LONDON – Russia will on Friday begin its plan to annex around 15 per cent of Ukrainian territory via referendums in four regions controlled by Russian forces, a move that the West said is a gross violation of international law that significantly escalates the war.
After nearly seven months of war, and a critical battlefield defeat in northeastern Ukraine earlier this month, President Vladimir Putin explicitly backed the referendums after the Russian-controlled regions lined up to ask for swift votes to join Russia.
The self-styled Donetsk (DPR) and the Luhansk People’s Republics (LPR), which Mr Putin recognised as independent just before the invasion, and Russian-installed administrations in the Kherson and Zaporizhzhia regions will hold votes.
The voting, which the West and Ukraine said is a sham, is due to begin on Friday and will end on Tuesday, with results expected soon afterwards.
Russia will formally annex the areas after the results.
“The Kremlin is organising a sham referendums to try to annex parts of Ukraine,” US President Joe Biden told the 77th Session of the United Nations General Assembly.
“Ukraine has the same rights that belong to every sovereign nation. We will stand in solidarity with Ukraine,” said Mr Biden, who cast the war as part of a global contest between democracy and autocracy.
Ukraine, whose post-Soviet borders Russia recognised under the 1994 Budapest Memorandum, says it will never accept Russian control of any of its territory and will fight until the last Russian soldier is ejected.
Mr Putin, Russia’s paramount leader since 1999, said Russia would never abandon those in the regions it controls and whom he said wanted to secede from Kyiv.
He casts the war as both a battle to save Russian speakers in eastern Ukraine from persecution and as a way to foil what he says is a Western plot to destroy Russia. Ukraine denies Russian speakers have been persecuted.
In a direct nuclear warning to the West, Mr Putin said he would defend Russian territory – and these regions of Ukraine will be considered Russian territory by Moscow shortly – with all means at his disposal.

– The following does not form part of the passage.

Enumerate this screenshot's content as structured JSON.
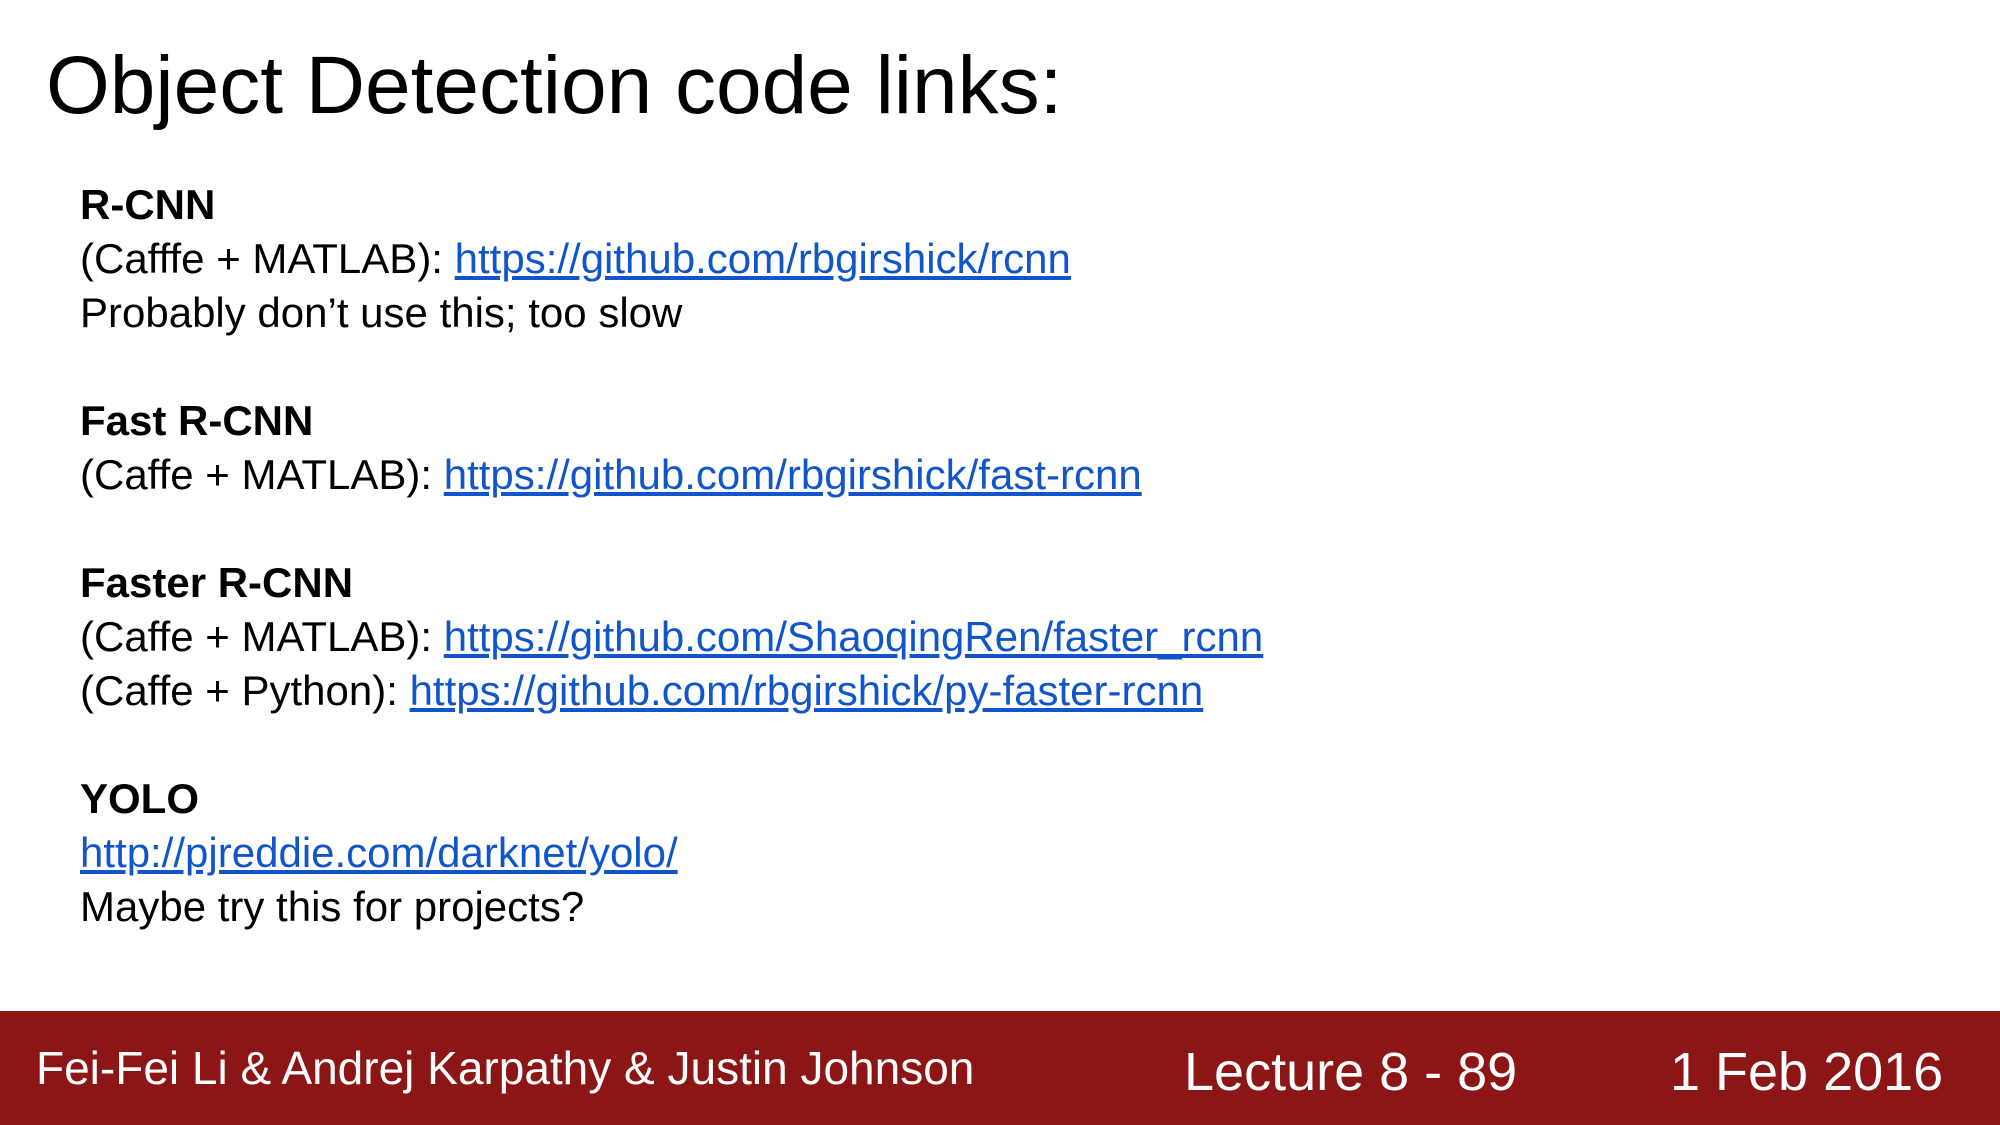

It is unclear exactly how the votes will work in a war zone when so many people have been displaced. Russia controls most of Luhansk and Kherson, around 80 per cent of Zaporizhzhia and just 60 per cent of Donetsk. Fighting continues in all four regions.
The results are not in doubt.
British Foreign Secretary James Cleverly said Russian-installed officials in the regions were setting targets for invented voter turnouts and approval rates, with some turnout figures already agreed.